┌─ SOURCE INFORMATION

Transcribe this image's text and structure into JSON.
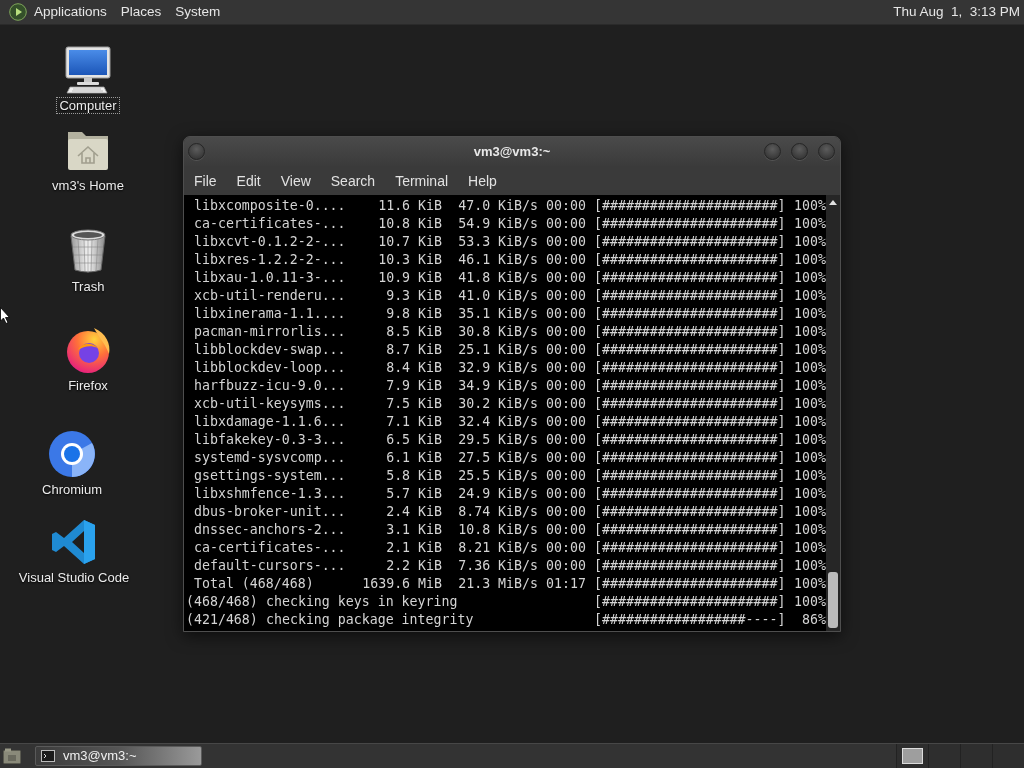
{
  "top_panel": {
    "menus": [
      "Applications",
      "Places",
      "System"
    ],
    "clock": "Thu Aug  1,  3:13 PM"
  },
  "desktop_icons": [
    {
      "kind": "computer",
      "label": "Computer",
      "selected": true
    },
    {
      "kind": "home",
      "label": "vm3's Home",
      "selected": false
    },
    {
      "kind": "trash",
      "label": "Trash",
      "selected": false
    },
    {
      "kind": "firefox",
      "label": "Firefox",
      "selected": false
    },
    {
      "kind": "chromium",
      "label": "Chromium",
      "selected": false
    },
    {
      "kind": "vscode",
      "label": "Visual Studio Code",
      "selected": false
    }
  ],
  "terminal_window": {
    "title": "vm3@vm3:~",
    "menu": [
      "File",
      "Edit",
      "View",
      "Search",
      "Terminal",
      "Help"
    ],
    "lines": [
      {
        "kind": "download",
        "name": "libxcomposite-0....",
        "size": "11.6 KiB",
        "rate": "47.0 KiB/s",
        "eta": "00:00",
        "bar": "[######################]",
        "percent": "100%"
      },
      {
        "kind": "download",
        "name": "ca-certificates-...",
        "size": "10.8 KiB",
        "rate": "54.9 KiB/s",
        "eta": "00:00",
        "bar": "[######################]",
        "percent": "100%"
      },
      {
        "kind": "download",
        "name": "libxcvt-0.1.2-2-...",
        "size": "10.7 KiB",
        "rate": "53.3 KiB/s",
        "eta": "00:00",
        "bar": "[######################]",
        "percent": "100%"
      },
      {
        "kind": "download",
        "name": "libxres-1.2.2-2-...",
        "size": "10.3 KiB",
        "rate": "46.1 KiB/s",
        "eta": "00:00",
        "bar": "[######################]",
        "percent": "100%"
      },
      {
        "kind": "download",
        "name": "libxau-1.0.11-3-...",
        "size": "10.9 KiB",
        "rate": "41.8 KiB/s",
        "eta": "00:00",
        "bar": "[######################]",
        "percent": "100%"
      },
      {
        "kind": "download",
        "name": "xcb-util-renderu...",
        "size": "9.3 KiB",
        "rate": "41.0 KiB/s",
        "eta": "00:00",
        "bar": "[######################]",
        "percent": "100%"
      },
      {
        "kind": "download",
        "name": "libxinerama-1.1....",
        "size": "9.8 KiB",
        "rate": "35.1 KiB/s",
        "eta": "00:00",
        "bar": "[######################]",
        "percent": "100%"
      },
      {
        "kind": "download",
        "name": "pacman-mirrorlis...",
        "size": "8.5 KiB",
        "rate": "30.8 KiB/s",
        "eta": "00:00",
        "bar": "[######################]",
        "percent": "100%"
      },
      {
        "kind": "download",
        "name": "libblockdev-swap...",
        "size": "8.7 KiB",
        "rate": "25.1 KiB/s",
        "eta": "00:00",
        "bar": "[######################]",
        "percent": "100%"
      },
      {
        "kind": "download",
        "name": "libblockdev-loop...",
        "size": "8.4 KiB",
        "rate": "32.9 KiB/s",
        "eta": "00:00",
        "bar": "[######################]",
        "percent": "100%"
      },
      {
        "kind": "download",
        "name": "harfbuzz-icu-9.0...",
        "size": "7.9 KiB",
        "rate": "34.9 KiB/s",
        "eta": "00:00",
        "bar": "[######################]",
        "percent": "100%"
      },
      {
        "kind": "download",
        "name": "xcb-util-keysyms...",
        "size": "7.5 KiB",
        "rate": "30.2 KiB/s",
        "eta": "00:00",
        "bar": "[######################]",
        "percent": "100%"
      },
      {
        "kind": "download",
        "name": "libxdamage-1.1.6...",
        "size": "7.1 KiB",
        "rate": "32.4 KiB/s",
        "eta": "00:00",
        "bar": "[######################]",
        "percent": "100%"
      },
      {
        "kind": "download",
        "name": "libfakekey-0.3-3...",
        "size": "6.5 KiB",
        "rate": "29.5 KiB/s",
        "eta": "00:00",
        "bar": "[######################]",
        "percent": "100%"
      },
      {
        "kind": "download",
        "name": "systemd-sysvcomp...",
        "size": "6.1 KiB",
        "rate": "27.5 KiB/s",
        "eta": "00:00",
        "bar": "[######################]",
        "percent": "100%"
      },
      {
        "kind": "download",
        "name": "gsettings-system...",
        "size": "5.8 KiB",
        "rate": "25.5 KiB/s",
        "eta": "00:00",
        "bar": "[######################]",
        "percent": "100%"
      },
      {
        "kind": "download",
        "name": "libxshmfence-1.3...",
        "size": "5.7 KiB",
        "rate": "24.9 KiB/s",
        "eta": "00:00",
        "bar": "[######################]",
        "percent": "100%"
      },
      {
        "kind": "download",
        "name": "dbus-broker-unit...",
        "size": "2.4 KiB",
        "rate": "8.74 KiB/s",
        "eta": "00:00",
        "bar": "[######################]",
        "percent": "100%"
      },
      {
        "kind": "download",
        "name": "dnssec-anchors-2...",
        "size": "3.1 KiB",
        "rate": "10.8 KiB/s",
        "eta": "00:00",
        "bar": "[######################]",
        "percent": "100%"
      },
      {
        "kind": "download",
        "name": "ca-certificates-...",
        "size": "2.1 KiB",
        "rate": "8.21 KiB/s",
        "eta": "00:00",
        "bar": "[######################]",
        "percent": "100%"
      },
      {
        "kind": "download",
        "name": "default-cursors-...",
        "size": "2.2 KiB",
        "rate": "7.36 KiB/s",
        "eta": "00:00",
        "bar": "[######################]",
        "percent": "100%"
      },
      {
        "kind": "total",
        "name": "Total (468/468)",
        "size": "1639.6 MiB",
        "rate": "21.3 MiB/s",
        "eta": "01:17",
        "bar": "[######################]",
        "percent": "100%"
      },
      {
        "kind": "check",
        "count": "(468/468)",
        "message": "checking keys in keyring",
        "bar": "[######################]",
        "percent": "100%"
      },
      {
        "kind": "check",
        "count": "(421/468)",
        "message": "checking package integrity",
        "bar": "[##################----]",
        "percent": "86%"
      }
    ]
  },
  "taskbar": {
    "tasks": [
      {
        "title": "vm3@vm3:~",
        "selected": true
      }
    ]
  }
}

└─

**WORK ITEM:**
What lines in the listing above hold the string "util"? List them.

**OUTPUT OF THE TASK:**
        "name": "xcb-util-renderu...",
        "name": "xcb-util-keysyms...",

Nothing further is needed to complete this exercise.